Monday, March 30, 2009
Robert Ford: the new face of the Sanford crowd
State Senator Robert Ford is one of the true characters of Southern politics. He always knows how to go out and get some money. Back in the 1990s, video poker was handing out money in various ways to anyone who supported it. Robert Ford was there. Now, that the Sanford/Howard Rich/SCRG crowd is handing out money to whomever supports funding private schools with public tax dollars, Robert Ford is on board. At least Ford does not claim to be a true conservative or true Republican.
Robert Ford is embracing the pseudo conservative concept of spending tax money on private schools by saying that it will help poor children. It is the same mantra that big government liberals use to get tax money every time. They are eager to spend that tax money, without even knowing if the program will work to solve the problem that they claim to want to solve.

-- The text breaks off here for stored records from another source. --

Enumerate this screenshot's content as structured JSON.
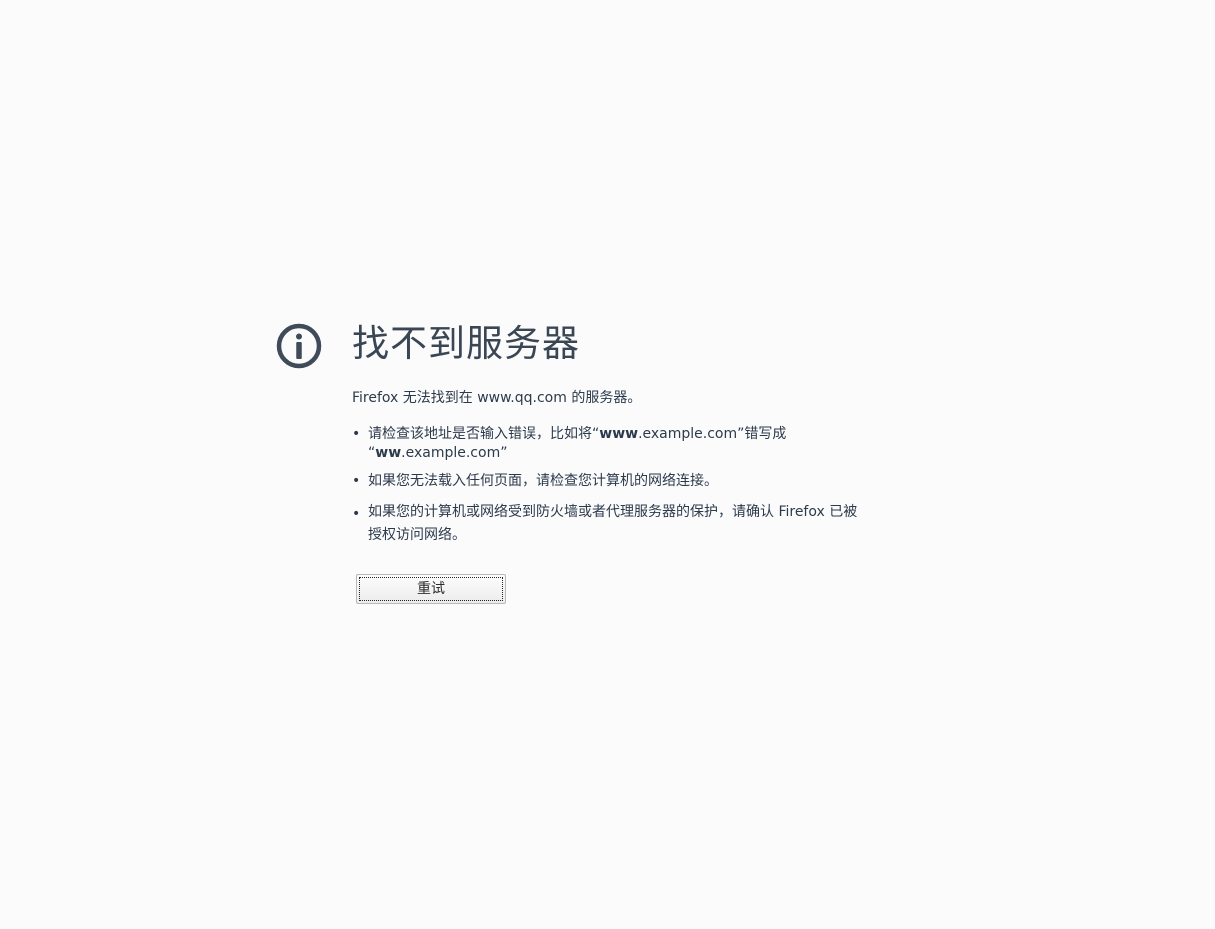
{
  "error_page": {
    "title": "找不到服务器",
    "intro": "Firefox 无法找到在 www.qq.com 的服务器。",
    "hints": {
      "hint1": {
        "before": "请检查该地址是否输入错误，比如将“",
        "bold1": "www",
        "mid": ".example.com”错写成 “",
        "bold2": "ww",
        "after": ".example.com”"
      },
      "hint2": "如果您无法载入任何页面，请检查您计算机的网络连接。",
      "hint3": "如果您的计算机或网络受到防火墙或者代理服务器的保护，请确认 Firefox 已被授权访问网络。"
    },
    "bullet": "•",
    "retry_label": "重试"
  },
  "icons": {
    "info": "info-icon"
  },
  "colors": {
    "background": "#fbfbfc",
    "text": "#2c3a4b",
    "icon": "#3f4b58"
  }
}
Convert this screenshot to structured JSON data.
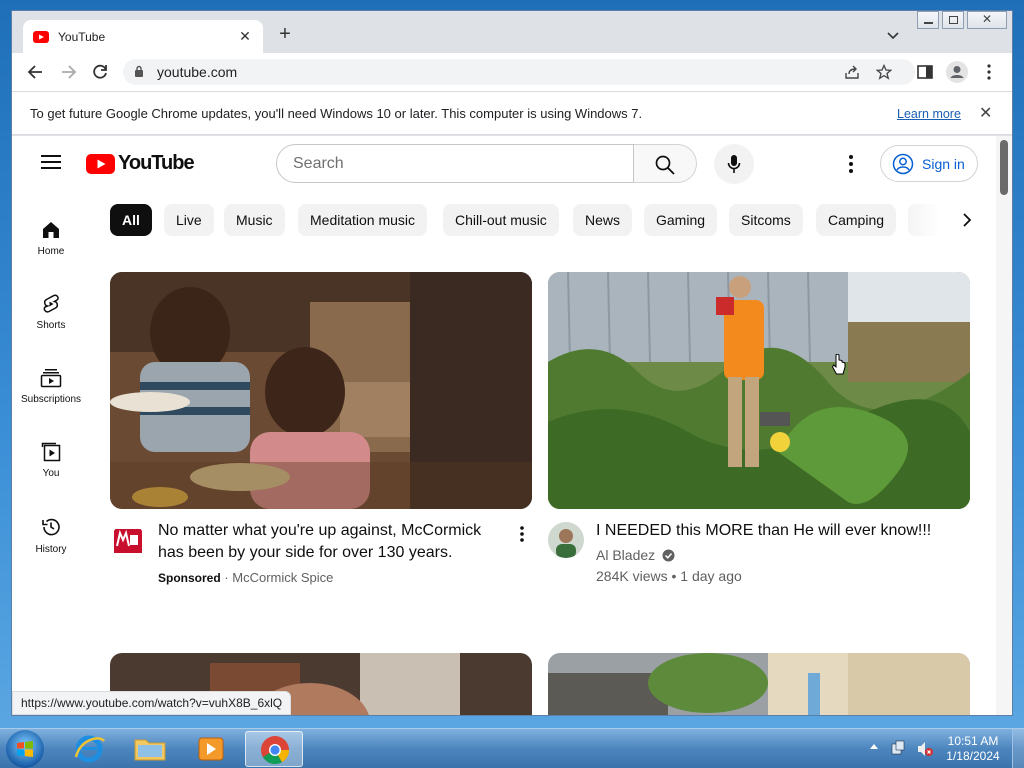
{
  "browser": {
    "tab": {
      "title": "YouTube",
      "favicon": "youtube-favicon-icon"
    },
    "url": "youtube.com",
    "infobar": {
      "message": "To get future Google Chrome updates, you'll need Windows 10 or later. This computer is using Windows 7.",
      "link": "Learn more"
    },
    "status_url": "https://www.youtube.com/watch?v=vuhX8B_6xlQ"
  },
  "youtube": {
    "logo_text": "YouTube",
    "search_placeholder": "Search",
    "sign_in": "Sign in",
    "guide": [
      {
        "label": "Home",
        "icon": "home-icon"
      },
      {
        "label": "Shorts",
        "icon": "shorts-icon"
      },
      {
        "label": "Subscriptions",
        "icon": "subscriptions-icon"
      },
      {
        "label": "You",
        "icon": "you-icon"
      },
      {
        "label": "History",
        "icon": "history-icon"
      }
    ],
    "chips": [
      "All",
      "Live",
      "Music",
      "Meditation music",
      "Chill-out music",
      "News",
      "Gaming",
      "Sitcoms",
      "Camping"
    ],
    "videos": [
      {
        "title_line1": "No matter what you're up against, McCormick",
        "title_line2": "has been by your side for over 130 years.",
        "sponsored": "Sponsored",
        "separator": "·",
        "channel": "McCormick Spice"
      },
      {
        "title": "I NEEDED this MORE than He will ever know!!!",
        "channel": "Al Bladez",
        "views": "284K views",
        "separator": "•",
        "age": "1 day ago"
      }
    ]
  },
  "taskbar": {
    "time": "10:51 AM",
    "date": "1/18/2024"
  },
  "colors": {
    "youtube_red": "#ff0000",
    "link_blue": "#065fd4",
    "chip_active": "#0f0f0f",
    "chip_bg": "#f2f2f2"
  }
}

Robert Ford and the RINOs who support his spending of taxpayer money on private education do not even pause to consider how their program really will not work. A $4000 tax credit for private school tuition will not empower poor children to go to private schools. In most private schools $4000 will not even cover a semester of tuition. Further, a family would have to have the money to spend in the first place during a year to file for the tax credit at the end of the year.
Also, a growing number of private schools are not too keen on the idea. Their student bodies are limited and many don’t have the capacity to accept new students. Further, there is concern that with government money eventually comes government regulation. That is what happened to private colleges and universities that accepted federal and state tuition assistance programs.
Also, public schools are obligated to provide educational opportunities for the most difficult of students. The physically and mentally challenged, the unruly, the mentally ill, all are to provided some sort of public education. So, if the parents of such a child could scrape up the money with the tax credit assistance, chances are most private schools would deny them admittance. Thus, their child would be left in the same public school with less money.
Then, there is the argument that the money should follow the child. Fair enough. If people have no children in public or private schools, can they be exempt from paying any taxes towards public schools or taxes for private school tuition tax credits? That is where the money should follow the child logic eventually flows to. (For those who think that notion is silly, remember that the TERI program was meant just for teachers but the courts ruled it had to apply to all participants in the state retirement system, and that nearly broke the state.)
Further, do those who support Ford’s bill really believe that it will lead in smaller government spending? Politicians and lobbyists will find a way to replace the money lost from the public education money spent on private school tax credits. Thus, we will have the status quo in public education plus a new government spending plan to assist private schools. It is baffling how so many who see the Earned Income Tax Credit as a government spending plan do not see a private school tuition tax credit as the same.
Even worse, it is a government spending plan that will not help those it claims it will and will do nothing to bring about the needed reforms to public education. It is fitting a liberal Democrat who seems to always be under the influence of the big money spenders of the day is heading the effort this year. It is telling that the Sanford crowd embraces him so eagerly. It seems a lot less about children and a lot more about getting campaign money.